Sad news is bound to occur at some point. You are likely to be affected first, so it is important to take care of yourself. That way, you can be the strong shoulder your child will need to lean on.
Support yourself first
Chances are that if you are having to deliver bad news, it’s something that is upsetting you as well. Stop and check in with yourself, how are you holding up? Have you been sleeping? Are you feeling on edge and anxious? What supports do you have in place for yourself? This is going to depend on the situation, but you may need to talk out your emotions with friends or a family member before you talk to your kids. If anything, get the support so that you can work through what you need to say without unloading too much information on your kid because you’ve not processed the news yourself. Read more at The Loop…
Remember, you really don’t have to do this on your own. You can always get help from the people you trust. This will help you better manage the process.

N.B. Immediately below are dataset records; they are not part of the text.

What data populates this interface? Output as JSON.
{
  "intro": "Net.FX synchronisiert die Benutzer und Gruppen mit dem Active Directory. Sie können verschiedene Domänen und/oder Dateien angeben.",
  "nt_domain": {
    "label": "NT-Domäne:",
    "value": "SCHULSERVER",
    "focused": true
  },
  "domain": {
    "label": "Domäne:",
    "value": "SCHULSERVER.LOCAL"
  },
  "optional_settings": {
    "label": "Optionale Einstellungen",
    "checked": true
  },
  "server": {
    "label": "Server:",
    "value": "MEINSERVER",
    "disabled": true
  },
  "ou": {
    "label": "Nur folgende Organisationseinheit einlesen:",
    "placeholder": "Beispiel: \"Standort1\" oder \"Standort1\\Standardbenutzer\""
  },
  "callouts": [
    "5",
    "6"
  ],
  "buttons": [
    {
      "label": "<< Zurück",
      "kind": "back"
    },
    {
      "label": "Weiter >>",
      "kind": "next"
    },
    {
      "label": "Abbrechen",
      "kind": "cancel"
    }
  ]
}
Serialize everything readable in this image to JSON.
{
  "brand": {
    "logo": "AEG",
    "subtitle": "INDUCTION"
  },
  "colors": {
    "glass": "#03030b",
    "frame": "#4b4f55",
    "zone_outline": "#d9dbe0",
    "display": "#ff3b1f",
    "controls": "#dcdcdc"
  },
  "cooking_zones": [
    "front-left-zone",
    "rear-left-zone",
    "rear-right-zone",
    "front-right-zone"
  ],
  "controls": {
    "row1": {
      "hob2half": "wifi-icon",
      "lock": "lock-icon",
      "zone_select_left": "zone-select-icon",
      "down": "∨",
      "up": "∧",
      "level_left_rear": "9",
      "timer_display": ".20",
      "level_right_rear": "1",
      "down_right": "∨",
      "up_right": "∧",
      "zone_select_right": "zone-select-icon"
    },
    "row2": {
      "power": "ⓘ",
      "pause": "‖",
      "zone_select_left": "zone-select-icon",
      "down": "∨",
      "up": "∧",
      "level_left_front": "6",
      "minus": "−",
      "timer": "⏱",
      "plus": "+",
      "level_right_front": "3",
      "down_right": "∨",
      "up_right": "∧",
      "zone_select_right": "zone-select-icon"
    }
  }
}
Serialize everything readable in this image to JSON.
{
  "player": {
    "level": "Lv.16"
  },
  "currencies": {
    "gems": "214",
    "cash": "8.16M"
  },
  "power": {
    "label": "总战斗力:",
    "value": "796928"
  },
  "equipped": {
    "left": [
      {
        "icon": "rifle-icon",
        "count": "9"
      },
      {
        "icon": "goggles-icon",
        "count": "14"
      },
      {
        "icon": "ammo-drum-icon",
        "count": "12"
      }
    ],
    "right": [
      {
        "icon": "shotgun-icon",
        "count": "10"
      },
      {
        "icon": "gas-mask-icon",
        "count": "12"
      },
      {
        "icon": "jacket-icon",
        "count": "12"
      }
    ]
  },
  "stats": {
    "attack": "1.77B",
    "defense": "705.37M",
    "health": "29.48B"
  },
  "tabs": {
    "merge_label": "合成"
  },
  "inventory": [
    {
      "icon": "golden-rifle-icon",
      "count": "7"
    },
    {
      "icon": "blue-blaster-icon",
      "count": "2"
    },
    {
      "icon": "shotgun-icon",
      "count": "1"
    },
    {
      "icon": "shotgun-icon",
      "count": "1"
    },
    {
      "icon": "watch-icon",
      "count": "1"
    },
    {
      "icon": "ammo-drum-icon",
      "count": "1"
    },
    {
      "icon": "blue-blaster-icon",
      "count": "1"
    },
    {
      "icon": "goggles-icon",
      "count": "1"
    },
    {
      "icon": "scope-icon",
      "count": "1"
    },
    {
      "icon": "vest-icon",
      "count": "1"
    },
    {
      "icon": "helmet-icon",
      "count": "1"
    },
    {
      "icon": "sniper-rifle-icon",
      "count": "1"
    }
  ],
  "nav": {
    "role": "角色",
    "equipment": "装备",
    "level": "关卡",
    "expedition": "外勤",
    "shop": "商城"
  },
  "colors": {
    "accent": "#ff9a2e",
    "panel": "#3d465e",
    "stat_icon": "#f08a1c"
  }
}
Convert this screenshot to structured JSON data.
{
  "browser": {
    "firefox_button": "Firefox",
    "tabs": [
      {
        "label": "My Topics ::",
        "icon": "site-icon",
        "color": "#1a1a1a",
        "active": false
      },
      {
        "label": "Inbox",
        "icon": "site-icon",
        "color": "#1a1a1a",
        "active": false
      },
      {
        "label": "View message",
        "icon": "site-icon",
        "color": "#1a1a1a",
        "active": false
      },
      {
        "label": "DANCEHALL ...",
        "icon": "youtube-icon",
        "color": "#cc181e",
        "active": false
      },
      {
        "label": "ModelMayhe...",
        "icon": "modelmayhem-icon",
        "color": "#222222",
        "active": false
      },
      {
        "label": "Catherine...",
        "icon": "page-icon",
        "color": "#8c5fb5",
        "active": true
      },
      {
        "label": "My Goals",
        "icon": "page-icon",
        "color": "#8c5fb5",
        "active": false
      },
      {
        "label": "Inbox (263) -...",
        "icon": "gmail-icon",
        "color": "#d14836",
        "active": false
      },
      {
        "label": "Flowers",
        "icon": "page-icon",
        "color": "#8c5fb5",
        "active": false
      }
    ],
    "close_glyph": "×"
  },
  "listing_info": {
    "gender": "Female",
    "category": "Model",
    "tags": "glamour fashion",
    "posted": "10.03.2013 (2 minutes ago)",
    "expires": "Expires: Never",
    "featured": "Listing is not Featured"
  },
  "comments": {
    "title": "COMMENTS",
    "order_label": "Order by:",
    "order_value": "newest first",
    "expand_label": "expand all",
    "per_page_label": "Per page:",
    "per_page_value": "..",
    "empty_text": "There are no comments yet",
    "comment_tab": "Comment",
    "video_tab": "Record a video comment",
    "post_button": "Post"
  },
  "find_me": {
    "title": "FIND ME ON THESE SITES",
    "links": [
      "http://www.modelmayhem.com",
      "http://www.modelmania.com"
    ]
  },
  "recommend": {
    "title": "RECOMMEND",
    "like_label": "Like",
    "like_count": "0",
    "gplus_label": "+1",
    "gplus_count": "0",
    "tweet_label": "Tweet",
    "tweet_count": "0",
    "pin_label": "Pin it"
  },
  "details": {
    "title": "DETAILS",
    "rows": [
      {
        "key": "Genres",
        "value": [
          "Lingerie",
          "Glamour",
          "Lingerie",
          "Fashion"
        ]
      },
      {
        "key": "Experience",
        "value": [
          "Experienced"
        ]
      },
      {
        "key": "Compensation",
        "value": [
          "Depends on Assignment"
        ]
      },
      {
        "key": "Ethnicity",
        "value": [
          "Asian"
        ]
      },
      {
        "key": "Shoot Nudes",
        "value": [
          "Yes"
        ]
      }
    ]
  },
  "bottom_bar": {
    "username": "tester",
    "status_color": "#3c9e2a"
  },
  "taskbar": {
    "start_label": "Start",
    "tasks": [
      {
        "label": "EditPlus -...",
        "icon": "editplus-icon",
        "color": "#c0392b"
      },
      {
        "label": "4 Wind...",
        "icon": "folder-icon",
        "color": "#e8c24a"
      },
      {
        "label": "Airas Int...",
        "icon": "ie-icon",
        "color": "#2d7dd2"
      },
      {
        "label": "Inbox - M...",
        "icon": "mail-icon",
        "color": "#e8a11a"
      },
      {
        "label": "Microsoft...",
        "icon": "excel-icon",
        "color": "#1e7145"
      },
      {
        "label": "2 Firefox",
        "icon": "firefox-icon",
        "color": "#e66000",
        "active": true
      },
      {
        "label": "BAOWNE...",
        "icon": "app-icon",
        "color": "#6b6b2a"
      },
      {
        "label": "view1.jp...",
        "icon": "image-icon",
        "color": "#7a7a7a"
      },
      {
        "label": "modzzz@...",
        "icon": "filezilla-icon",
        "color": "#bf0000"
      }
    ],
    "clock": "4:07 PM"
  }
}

When the time comes to break the bad news to your child, there are several considerations to make. The following advice from experts in child health will help you:
- Consider the age of your child, developmentally and chronologically. Is there a chance your child will hear about it elsewhere? Remember to speak in terms that are age-appropriate, to ensure the child understands.
- Your child should be in a calm, familiar and safe environment when it’s time to discuss the difficult news.
- Demonstrate for your child that you are in control of your own emotions, but that it is okay to show your feelings if you are upset by the news as well. Validate feelings and let him or her know it is okay to experience difficult feelings when receiving bad news.
- Be specific when you speak about the event to help your child contain anxiety and maintain a sense of safety in the world despite the distressing event.
- Be honest, but filter out what is necessary and what is not. You might tell children something more vague, and let them know that if they hear about something they can always ask you questions about it. Read more at Children’s Hospital Los Angeles…
Most children are inquisitive, so allow time for questions. Try to answer your child’s questions as best as you can. Then remember to keep the communication lines open so that they can still feel free to ask later.
How then do you comfort your child once the news has been delivered? The best you can do is to give reassurance. Also, provide an environment where your child can express her feelings.
Your touch has magic soothing properties. Sometimes a crying baby needs to be held close to your body. She rests her head on your shoulder as you firmly and lovingly support her back, swaying from one foot to the other while you murmur soothing sounds.
Research shows that the more promptly you pick up and soothe a crying baby, the quicker the baby will stop crying. The baby who trusts that you can comfort him is more likely to stop crying within a short period of time when you pick him up for a cuddle. Read more at Scholastic…
Babies and toddlers all need to feel secure. A gentle touch is a perfect way to communicate your presence. Having a community of caring people also contributes to a general sense of comfort for your child.
At Spanish for fun! we offer exactly that — a caring community that is committed to the welfare of your child. Call us today at 919-881-1160 to learn more about our loving learning community, including scheduling an appointment to tour any of our four Triangle-area campuses.